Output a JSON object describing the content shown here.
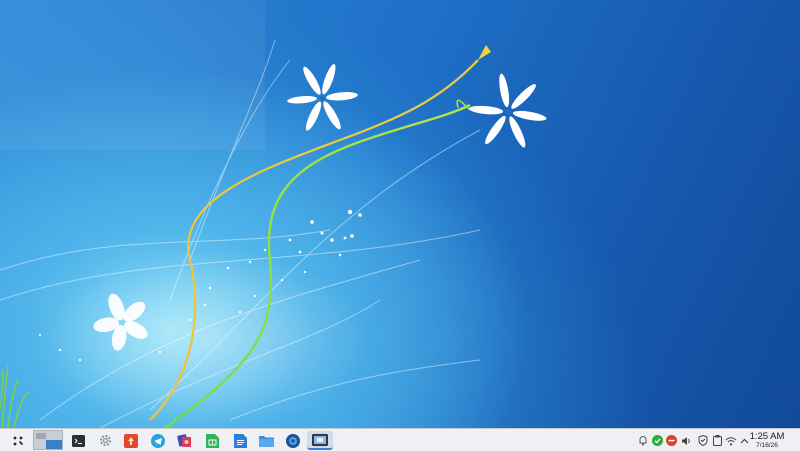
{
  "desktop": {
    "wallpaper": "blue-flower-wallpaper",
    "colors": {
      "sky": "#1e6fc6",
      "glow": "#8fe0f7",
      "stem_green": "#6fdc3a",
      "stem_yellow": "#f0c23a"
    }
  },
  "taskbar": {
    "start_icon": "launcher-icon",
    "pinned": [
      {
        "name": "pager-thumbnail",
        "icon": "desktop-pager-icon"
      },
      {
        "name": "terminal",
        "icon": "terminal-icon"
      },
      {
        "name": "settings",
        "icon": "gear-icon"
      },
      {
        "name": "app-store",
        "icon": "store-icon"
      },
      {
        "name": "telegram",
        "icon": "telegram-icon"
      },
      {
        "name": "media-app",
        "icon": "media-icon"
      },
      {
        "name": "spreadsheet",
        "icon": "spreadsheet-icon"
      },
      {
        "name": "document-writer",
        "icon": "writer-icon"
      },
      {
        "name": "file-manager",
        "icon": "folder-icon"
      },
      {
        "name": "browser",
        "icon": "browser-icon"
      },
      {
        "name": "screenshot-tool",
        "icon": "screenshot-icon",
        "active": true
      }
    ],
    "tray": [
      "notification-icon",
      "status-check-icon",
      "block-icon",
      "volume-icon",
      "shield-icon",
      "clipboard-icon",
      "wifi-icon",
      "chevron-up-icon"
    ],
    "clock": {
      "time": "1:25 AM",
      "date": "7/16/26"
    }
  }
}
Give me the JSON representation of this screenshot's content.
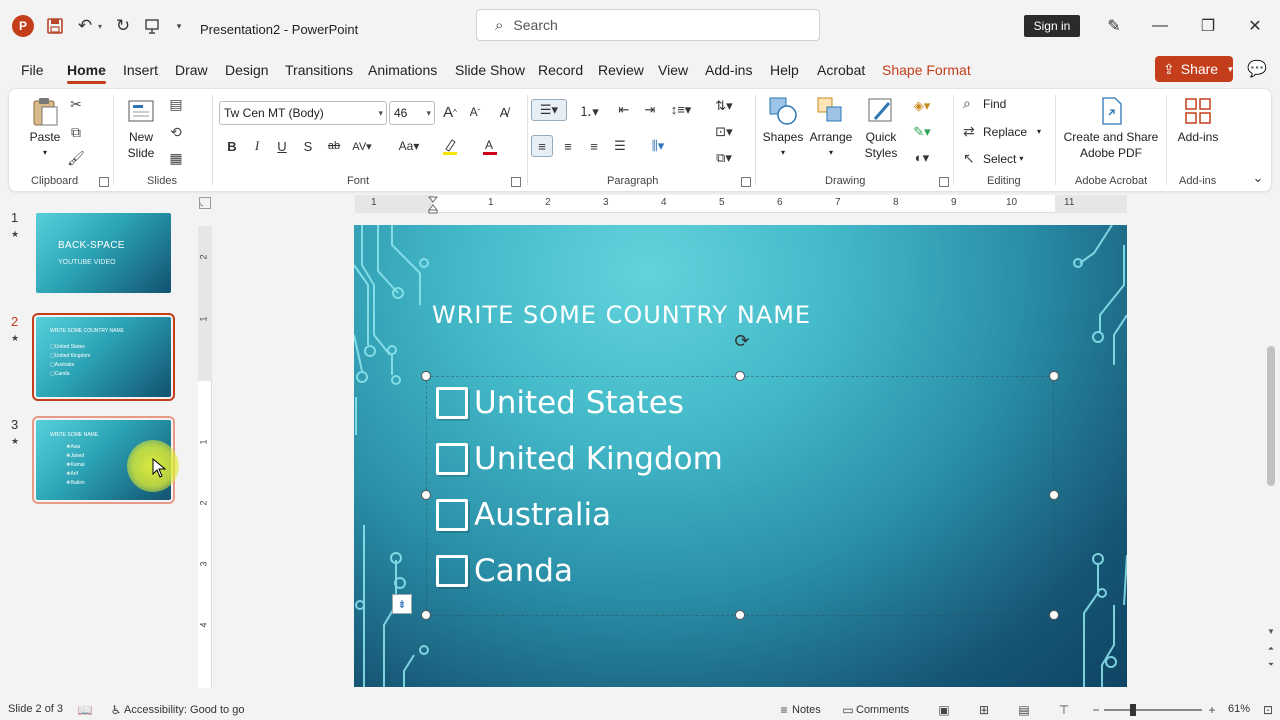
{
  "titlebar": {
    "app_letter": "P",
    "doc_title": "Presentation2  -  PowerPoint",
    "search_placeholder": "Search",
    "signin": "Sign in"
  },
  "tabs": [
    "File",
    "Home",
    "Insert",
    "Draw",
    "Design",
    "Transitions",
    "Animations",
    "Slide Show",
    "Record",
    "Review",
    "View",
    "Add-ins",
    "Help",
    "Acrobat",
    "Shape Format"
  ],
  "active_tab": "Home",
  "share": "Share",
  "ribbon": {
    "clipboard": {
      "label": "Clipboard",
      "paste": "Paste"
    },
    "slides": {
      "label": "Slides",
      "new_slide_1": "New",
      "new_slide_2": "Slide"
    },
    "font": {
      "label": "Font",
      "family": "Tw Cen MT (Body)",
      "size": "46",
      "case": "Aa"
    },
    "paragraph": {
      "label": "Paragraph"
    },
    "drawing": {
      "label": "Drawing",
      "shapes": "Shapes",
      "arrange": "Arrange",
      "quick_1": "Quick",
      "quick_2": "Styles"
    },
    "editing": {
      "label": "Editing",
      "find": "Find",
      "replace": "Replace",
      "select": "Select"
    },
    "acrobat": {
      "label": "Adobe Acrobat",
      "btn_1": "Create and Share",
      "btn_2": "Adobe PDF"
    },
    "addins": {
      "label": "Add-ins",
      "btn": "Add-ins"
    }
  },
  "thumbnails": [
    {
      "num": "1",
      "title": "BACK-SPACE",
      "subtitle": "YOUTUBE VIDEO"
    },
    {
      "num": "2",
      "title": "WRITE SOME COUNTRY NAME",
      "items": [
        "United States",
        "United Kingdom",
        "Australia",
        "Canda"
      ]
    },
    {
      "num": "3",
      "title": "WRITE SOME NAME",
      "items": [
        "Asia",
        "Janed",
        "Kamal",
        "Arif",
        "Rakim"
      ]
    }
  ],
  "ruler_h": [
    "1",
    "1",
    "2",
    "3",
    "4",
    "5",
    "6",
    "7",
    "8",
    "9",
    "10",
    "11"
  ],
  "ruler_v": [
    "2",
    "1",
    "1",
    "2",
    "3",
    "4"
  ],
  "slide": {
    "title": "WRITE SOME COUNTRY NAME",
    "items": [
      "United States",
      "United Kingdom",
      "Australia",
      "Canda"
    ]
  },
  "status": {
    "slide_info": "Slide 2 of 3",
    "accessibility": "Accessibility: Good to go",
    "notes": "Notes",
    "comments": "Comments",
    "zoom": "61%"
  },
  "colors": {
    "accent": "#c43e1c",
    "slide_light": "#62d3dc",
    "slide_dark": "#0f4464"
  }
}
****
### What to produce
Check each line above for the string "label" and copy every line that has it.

### Answer to this task
      "label": "Clipboard",
      "label": "Slides",
      "label": "Font",
      "label": "Paragraph"
      "label": "Drawing",
      "label": "Editing",
      "label": "Adobe Acrobat",
      "label": "Add-ins",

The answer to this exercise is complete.